|Rib Fat Thickness
|The thickness of fat measured at a location on the live animal using ultarasound. A common site assessed in a number of countries is located ¾ of the distance from the medial to the dorsal end of the longissimus dorsi at a lateral point between the 12th and 13th rib.
|Room temperature, in laboratory reports, is taken to be roughly 21–23 degrees Celsius (70–73 degrees Fahrenheit), or 294–296 kelvins. The “standard” room temperature is 22 °C (72 °F or 295 K).
|Rump fat thickness or P8 scan
|An indicator of fatness and can be used to improve the
overall accuracy of external fat measurements, measured using ultrasound.
|A measure of testes size obtained by measuring the distance
around the testicles in the scrotum with a circular tape. Related to semen producing capacity and age at puberty of female sibs and progeny.
|Choosing some individuals and rejecting others as parents of the next generation of offspring.
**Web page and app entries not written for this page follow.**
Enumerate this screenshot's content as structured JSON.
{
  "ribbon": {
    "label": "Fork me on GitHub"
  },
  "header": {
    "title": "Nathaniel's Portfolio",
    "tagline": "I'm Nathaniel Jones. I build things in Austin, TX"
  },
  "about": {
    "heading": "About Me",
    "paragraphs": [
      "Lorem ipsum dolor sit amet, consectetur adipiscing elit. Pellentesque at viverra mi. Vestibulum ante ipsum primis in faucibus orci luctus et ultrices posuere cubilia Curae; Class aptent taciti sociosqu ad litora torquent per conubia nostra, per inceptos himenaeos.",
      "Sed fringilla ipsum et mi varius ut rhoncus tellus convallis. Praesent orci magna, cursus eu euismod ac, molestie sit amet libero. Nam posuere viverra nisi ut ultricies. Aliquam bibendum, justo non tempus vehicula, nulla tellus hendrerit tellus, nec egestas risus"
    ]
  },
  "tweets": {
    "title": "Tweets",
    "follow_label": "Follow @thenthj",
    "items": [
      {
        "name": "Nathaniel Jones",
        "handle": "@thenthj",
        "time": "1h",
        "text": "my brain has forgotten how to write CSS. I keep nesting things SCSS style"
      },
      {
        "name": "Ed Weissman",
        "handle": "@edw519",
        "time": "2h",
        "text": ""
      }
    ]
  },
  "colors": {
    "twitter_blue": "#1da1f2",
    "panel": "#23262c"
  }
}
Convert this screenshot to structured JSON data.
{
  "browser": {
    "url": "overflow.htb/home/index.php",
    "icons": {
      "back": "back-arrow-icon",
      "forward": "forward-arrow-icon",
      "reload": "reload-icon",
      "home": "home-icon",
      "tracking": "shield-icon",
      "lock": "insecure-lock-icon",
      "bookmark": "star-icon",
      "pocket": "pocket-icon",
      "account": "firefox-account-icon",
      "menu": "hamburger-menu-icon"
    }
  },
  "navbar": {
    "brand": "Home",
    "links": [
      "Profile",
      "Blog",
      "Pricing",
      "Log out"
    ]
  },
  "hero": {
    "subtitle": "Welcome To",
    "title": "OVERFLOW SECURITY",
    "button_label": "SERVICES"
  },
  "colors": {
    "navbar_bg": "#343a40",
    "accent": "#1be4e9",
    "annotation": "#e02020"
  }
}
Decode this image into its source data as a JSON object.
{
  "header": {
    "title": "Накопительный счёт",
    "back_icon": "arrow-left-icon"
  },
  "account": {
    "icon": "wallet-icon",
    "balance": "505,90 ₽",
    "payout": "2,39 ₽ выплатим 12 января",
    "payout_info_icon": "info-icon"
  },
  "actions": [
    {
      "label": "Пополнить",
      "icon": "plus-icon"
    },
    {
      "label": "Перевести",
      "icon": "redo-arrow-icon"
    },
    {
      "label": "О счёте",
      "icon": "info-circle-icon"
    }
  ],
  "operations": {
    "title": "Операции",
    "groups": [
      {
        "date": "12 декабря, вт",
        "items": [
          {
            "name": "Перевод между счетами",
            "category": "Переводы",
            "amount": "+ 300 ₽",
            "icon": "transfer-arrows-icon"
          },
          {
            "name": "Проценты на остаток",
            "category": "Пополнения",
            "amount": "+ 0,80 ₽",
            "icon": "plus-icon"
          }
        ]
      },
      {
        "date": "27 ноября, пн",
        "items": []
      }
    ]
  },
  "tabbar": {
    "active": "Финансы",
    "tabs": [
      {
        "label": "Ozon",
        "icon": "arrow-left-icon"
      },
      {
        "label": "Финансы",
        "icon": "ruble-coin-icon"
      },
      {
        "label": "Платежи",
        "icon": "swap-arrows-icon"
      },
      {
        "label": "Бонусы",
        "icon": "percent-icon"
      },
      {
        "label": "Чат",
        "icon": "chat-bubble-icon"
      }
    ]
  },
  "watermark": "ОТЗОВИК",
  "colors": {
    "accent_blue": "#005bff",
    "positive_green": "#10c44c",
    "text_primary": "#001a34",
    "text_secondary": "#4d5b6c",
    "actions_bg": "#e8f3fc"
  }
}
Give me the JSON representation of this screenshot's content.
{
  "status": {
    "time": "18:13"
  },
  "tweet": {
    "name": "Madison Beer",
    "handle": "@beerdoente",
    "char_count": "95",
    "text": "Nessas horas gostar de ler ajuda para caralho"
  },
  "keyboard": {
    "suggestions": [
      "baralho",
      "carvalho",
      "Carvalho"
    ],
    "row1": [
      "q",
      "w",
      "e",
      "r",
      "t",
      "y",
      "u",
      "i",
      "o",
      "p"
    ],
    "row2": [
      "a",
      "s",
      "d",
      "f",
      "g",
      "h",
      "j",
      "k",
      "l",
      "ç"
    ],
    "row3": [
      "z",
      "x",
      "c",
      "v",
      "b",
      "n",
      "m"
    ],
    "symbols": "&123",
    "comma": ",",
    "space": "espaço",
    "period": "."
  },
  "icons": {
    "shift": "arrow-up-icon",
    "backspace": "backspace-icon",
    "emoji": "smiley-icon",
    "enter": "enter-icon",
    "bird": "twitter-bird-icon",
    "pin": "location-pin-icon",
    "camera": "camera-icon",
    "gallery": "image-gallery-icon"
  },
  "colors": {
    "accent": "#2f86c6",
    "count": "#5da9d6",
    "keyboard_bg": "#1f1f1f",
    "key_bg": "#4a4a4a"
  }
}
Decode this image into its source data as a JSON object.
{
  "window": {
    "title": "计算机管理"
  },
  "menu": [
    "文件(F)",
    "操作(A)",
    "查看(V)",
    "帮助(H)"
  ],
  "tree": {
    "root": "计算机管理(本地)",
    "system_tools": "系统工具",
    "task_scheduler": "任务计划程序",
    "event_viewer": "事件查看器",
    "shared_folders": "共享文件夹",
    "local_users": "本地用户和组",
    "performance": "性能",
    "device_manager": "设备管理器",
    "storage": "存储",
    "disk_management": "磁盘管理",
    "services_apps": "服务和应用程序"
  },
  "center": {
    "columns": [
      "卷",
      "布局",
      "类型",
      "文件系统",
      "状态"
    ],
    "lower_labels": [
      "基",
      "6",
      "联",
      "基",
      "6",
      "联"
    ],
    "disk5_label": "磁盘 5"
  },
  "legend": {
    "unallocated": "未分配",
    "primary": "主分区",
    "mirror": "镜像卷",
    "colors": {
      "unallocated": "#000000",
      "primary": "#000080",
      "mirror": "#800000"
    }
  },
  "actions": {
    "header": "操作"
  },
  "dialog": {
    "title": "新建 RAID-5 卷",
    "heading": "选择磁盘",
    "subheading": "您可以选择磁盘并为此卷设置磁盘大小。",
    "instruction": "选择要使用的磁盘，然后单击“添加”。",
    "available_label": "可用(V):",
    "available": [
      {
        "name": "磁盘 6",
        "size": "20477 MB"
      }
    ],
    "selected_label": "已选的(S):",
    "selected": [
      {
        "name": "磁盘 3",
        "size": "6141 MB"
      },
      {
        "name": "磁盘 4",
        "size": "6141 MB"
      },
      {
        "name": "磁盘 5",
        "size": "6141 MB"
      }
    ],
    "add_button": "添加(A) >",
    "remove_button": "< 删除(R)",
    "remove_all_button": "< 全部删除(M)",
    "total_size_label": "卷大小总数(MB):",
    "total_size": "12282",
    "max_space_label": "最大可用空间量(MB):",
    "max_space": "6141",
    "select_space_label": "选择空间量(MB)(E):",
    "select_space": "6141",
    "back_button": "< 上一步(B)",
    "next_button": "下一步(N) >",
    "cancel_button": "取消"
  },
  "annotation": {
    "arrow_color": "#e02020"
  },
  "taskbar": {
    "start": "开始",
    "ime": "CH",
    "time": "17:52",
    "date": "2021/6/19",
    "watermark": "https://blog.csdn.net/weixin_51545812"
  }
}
|The difference between the average for a trait in selected cattle and the average for that same trait of the group from which they came. The expected response to selection for a trait is equal to selection differential times the heritability of the trait.
|The selection differential measured in phenotypic standard
deviation units of the selected trait. It is inversely proportional to the proportion of available replacements actually selected to be parents of the next generation.
|Sensory taste panel
|A trained sensory taste panel is skilled in scoring specific attributes of eating quality, independently of other sensory dimensions.
|Sex limited traits
|Traits, such as milk production, that are expressed in only one sex.
|Weight after fasting for a defined length of time.
|These are a single nucleotide polymorphisms located throughout the genome.
|SQL converter programm
|(Commonly expanded to Structured Query Language) is the most popular computer language used to create, modify and retrieve data from relational database management systems.
|Standard deviation is a statistical measure of spread or variability.
|Refers to the ability of a breeding animal to remain
in the breeding herd.
|Classifies animals, using a finite ordinal scale, into one of a
number of possible classes.
|The longissimus dorsi
|Forms the eye of meat seen when chops and steaks are cut from the posterior rib region and loin.
|Statistical procedure for analyzing traits that are expressed in an all-or-none fashion (e.g. alive versus dead) but that probably are affected by environmental factors and by genes at many loci. When genetic predictions are conducted for such traits using the threshold model, resultant estimated breeding values reflect the expected proportion of an individual’s progeny that will versus will not express the trait.
|A standard abbreviation used to represent a trait such as WW for weaning weight.
|A non-invasive method used to estimate carcass characteristics and reproductive events. It operates off the principle that sound waves echo differently with different densities of tissue.
|International EDI standard developed under the United Nations. The acronym stands for United Nations/Electronic Data Interchange For Administration, Commerce, and Transport.
|Vacuum packaging refers to packaging in containers (rigid or flexible), from which substantially all air has been removed prior to final sealing of the container.
|Warner-Bratzler shear force
|A measure of meat tenderness.
|Weight collected at the time the calf is weaned.
|Weight per day of age
|Weight of an individual divided by its age in days.
|Standard internet data interchange protocol.
|Live weight at 365 days of age.